Records:
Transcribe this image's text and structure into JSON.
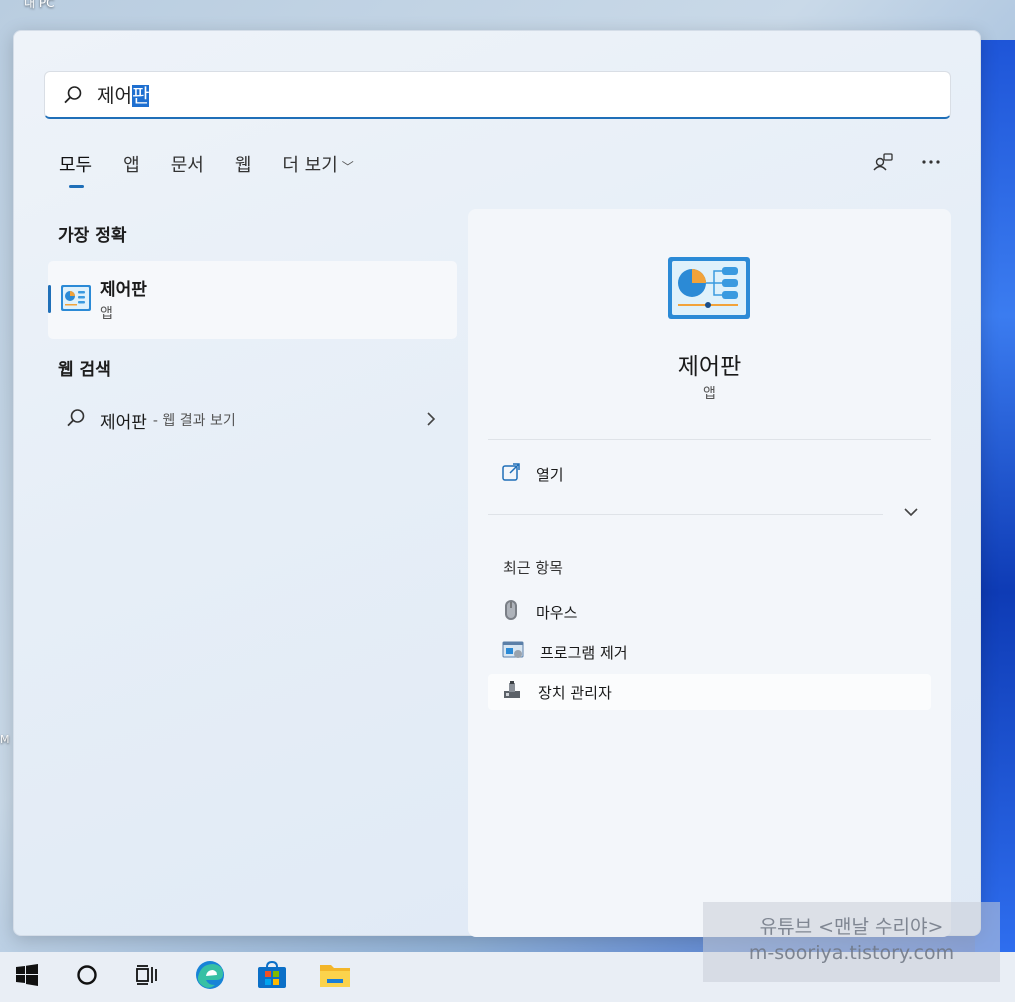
{
  "desktop": {
    "label_top": "내 PC",
    "label_edge": "M"
  },
  "search": {
    "query_prefix": "제어",
    "query_selected": "판"
  },
  "tabs": [
    {
      "label": "모두",
      "active": true
    },
    {
      "label": "앱"
    },
    {
      "label": "문서"
    },
    {
      "label": "웹"
    },
    {
      "label": "더 보기"
    }
  ],
  "best_match": {
    "section_title": "가장 정확",
    "name": "제어판",
    "type": "앱"
  },
  "web_search": {
    "section_title": "웹 검색",
    "query": "제어판",
    "suffix": "- 웹 결과 보기"
  },
  "detail": {
    "name": "제어판",
    "type": "앱",
    "open_label": "열기",
    "recent_title": "최근 항목",
    "recent_items": [
      {
        "label": "마우스",
        "icon": "mouse-icon"
      },
      {
        "label": "프로그램 제거",
        "icon": "programs-icon"
      },
      {
        "label": "장치 관리자",
        "icon": "device-manager-icon"
      }
    ]
  },
  "watermark": {
    "line1": "유튜브 <맨날 수리야>",
    "line2": "m-sooriya.tistory.com"
  },
  "colors": {
    "accent": "#1f6fb8",
    "selection": "#1e6fd0",
    "panel": "#e6eef7"
  }
}
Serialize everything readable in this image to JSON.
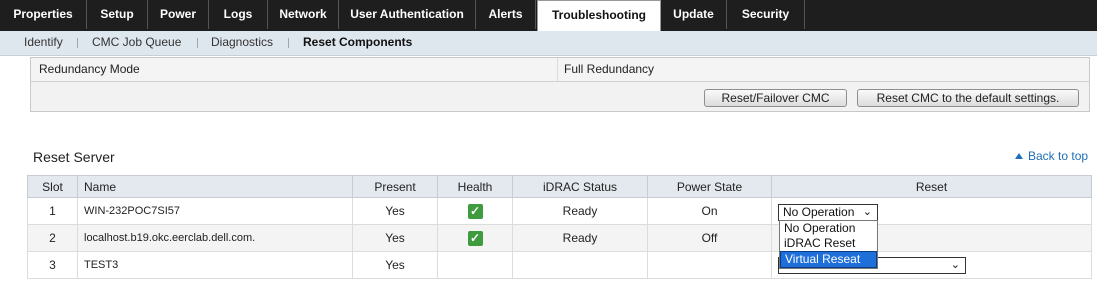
{
  "top_tabs": [
    "Properties",
    "Setup",
    "Power",
    "Logs",
    "Network",
    "User Authentication",
    "Alerts",
    "Troubleshooting",
    "Update",
    "Security"
  ],
  "sub_nav": [
    "Identify",
    "CMC Job Queue",
    "Diagnostics",
    "Reset Components"
  ],
  "redundancy": {
    "label": "Redundancy Mode",
    "value": "Full Redundancy",
    "btn_failover": "Reset/Failover CMC",
    "btn_default": "Reset CMC to the default settings."
  },
  "reset_server": {
    "title": "Reset Server",
    "back_to_top": "Back to top",
    "headers": [
      "Slot",
      "Name",
      "Present",
      "Health",
      "iDRAC Status",
      "Power State",
      "Reset"
    ],
    "rows": [
      {
        "slot": "1",
        "name": "WIN-232POC7SI57",
        "present": "Yes",
        "health": "ok",
        "idrac": "Ready",
        "power": "On",
        "reset": "No Operation"
      },
      {
        "slot": "2",
        "name": "localhost.b19.okc.eerclab.dell.com.",
        "present": "Yes",
        "health": "ok",
        "idrac": "Ready",
        "power": "Off",
        "reset": ""
      },
      {
        "slot": "3",
        "name": "TEST3",
        "present": "Yes",
        "health": "",
        "idrac": "",
        "power": "",
        "reset": ""
      }
    ],
    "dropdown_options": [
      "No Operation",
      "iDRAC Reset",
      "Virtual Reseat"
    ],
    "dropdown_selected": "Virtual Reseat"
  }
}
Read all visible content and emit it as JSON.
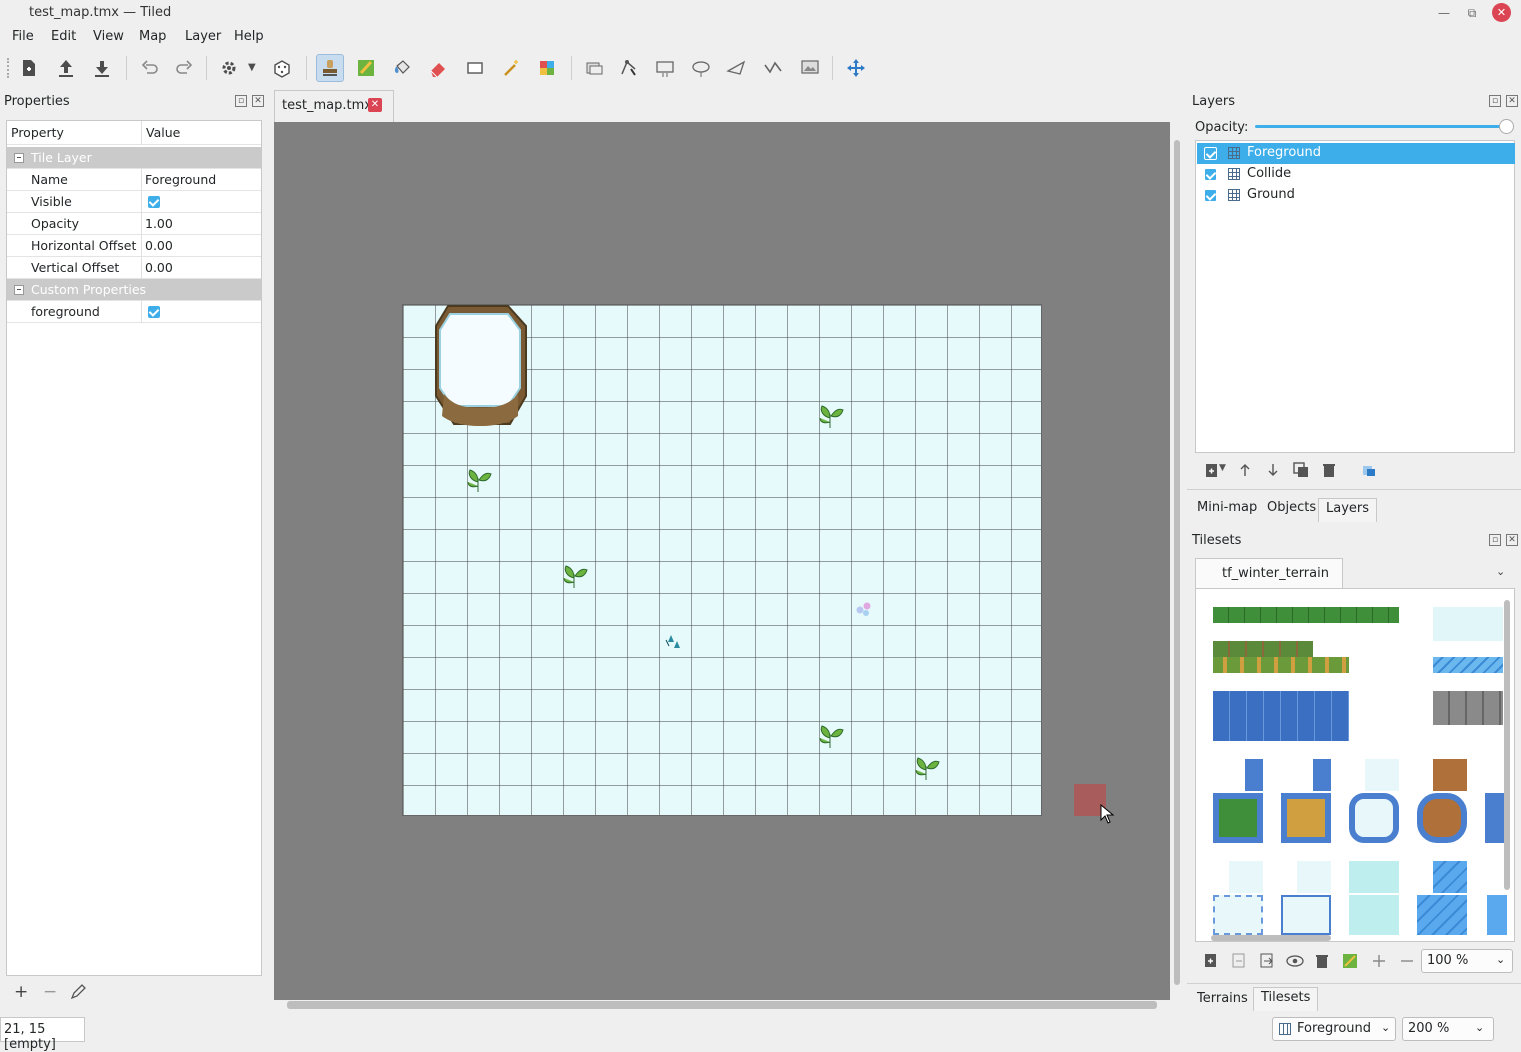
{
  "window": {
    "title": "test_map.tmx — Tiled"
  },
  "menu": [
    "File",
    "Edit",
    "View",
    "Map",
    "Layer",
    "Help"
  ],
  "properties": {
    "title": "Properties",
    "headers": {
      "property": "Property",
      "value": "Value"
    },
    "groups": {
      "tile_layer": "Tile Layer",
      "custom": "Custom Properties"
    },
    "rows": {
      "name": {
        "k": "Name",
        "v": "Foreground"
      },
      "visible": {
        "k": "Visible",
        "checked": true
      },
      "opacity": {
        "k": "Opacity",
        "v": "1.00"
      },
      "hoffset": {
        "k": "Horizontal Offset",
        "v": "0.00"
      },
      "voffset": {
        "k": "Vertical Offset",
        "v": "0.00"
      }
    },
    "custom_rows": {
      "foreground": {
        "k": "foreground",
        "checked": true
      }
    },
    "add": "+",
    "remove": "−"
  },
  "document_tab": {
    "label": "test_map.tmx"
  },
  "layers": {
    "title": "Layers",
    "opacity_label": "Opacity:",
    "opacity": 1.0,
    "items": [
      {
        "name": "Foreground",
        "visible": true,
        "selected": true
      },
      {
        "name": "Collide",
        "visible": true,
        "selected": false
      },
      {
        "name": "Ground",
        "visible": true,
        "selected": false
      }
    ]
  },
  "right_tabs": [
    "Mini-map",
    "Objects",
    "Layers"
  ],
  "tilesets": {
    "title": "Tilesets",
    "active_tab": "tf_winter_terrain",
    "zoom": "100 %"
  },
  "bottom_tabs": [
    "Terrains",
    "Tilesets"
  ],
  "status": {
    "coords": "21, 15 [empty]",
    "layer": "Foreground",
    "zoom": "200 %"
  },
  "colors": {
    "accent": "#3daee9",
    "canvas_bg": "#808080",
    "map_bg": "#e6fafb",
    "close": "#da4453"
  }
}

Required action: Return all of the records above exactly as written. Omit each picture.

Finished exercise:
Transcribe this image's text and structure into JSON.
{
  "desktop": {
    "label_top": "내 PC",
    "label_edge": "M"
  },
  "search": {
    "query_prefix": "제어",
    "query_selected": "판"
  },
  "tabs": [
    {
      "label": "모두",
      "active": true
    },
    {
      "label": "앱"
    },
    {
      "label": "문서"
    },
    {
      "label": "웹"
    },
    {
      "label": "더 보기"
    }
  ],
  "best_match": {
    "section_title": "가장 정확",
    "name": "제어판",
    "type": "앱"
  },
  "web_search": {
    "section_title": "웹 검색",
    "query": "제어판",
    "suffix": "- 웹 결과 보기"
  },
  "detail": {
    "name": "제어판",
    "type": "앱",
    "open_label": "열기",
    "recent_title": "최근 항목",
    "recent_items": [
      {
        "label": "마우스",
        "icon": "mouse-icon"
      },
      {
        "label": "프로그램 제거",
        "icon": "programs-icon"
      },
      {
        "label": "장치 관리자",
        "icon": "device-manager-icon"
      }
    ]
  },
  "watermark": {
    "line1": "유튜브 <맨날 수리야>",
    "line2": "m-sooriya.tistory.com"
  },
  "colors": {
    "accent": "#1f6fb8",
    "selection": "#1e6fd0",
    "panel": "#e6eef7"
  }
}
Serialize everything readable in this image to JSON.
{
  "top_tabs": [
    "Properties",
    "Setup",
    "Power",
    "Logs",
    "Network",
    "User Authentication",
    "Alerts",
    "Troubleshooting",
    "Update",
    "Security"
  ],
  "sub_nav": [
    "Identify",
    "CMC Job Queue",
    "Diagnostics",
    "Reset Components"
  ],
  "redundancy": {
    "label": "Redundancy Mode",
    "value": "Full Redundancy",
    "btn_failover": "Reset/Failover CMC",
    "btn_default": "Reset CMC to the default settings."
  },
  "reset_server": {
    "title": "Reset Server",
    "back_to_top": "Back to top",
    "headers": [
      "Slot",
      "Name",
      "Present",
      "Health",
      "iDRAC Status",
      "Power State",
      "Reset"
    ],
    "rows": [
      {
        "slot": "1",
        "name": "WIN-232POC7SI57",
        "present": "Yes",
        "health": "ok",
        "idrac": "Ready",
        "power": "On",
        "reset": "No Operation"
      },
      {
        "slot": "2",
        "name": "localhost.b19.okc.eerclab.dell.com.",
        "present": "Yes",
        "health": "ok",
        "idrac": "Ready",
        "power": "Off",
        "reset": ""
      },
      {
        "slot": "3",
        "name": "TEST3",
        "present": "Yes",
        "health": "",
        "idrac": "",
        "power": "",
        "reset": ""
      }
    ],
    "dropdown_options": [
      "No Operation",
      "iDRAC Reset",
      "Virtual Reseat"
    ],
    "dropdown_selected": "Virtual Reseat"
  }
}
Read all visible content and emit it as JSON.
{
  "window": {
    "title": "test_map.tmx — Tiled"
  },
  "menu": [
    "File",
    "Edit",
    "View",
    "Map",
    "Layer",
    "Help"
  ],
  "properties": {
    "title": "Properties",
    "headers": {
      "property": "Property",
      "value": "Value"
    },
    "groups": {
      "tile_layer": "Tile Layer",
      "custom": "Custom Properties"
    },
    "rows": {
      "name": {
        "k": "Name",
        "v": "Foreground"
      },
      "visible": {
        "k": "Visible",
        "checked": true
      },
      "opacity": {
        "k": "Opacity",
        "v": "1.00"
      },
      "hoffset": {
        "k": "Horizontal Offset",
        "v": "0.00"
      },
      "voffset": {
        "k": "Vertical Offset",
        "v": "0.00"
      }
    },
    "custom_rows": {
      "foreground": {
        "k": "foreground",
        "checked": true
      }
    },
    "add": "+",
    "remove": "−"
  },
  "document_tab": {
    "label": "test_map.tmx"
  },
  "layers": {
    "title": "Layers",
    "opacity_label": "Opacity:",
    "opacity": 1.0,
    "items": [
      {
        "name": "Foreground",
        "visible": true,
        "selected": true
      },
      {
        "name": "Collide",
        "visible": true,
        "selected": false
      },
      {
        "name": "Ground",
        "visible": true,
        "selected": false
      }
    ]
  },
  "right_tabs": [
    "Mini-map",
    "Objects",
    "Layers"
  ],
  "tilesets": {
    "title": "Tilesets",
    "active_tab": "tf_winter_terrain",
    "zoom": "100 %"
  },
  "bottom_tabs": [
    "Terrains",
    "Tilesets"
  ],
  "status": {
    "coords": "21, 15 [empty]",
    "layer": "Foreground",
    "zoom": "200 %"
  },
  "colors": {
    "accent": "#3daee9",
    "canvas_bg": "#808080",
    "map_bg": "#e6fafb",
    "close": "#da4453"
  }
}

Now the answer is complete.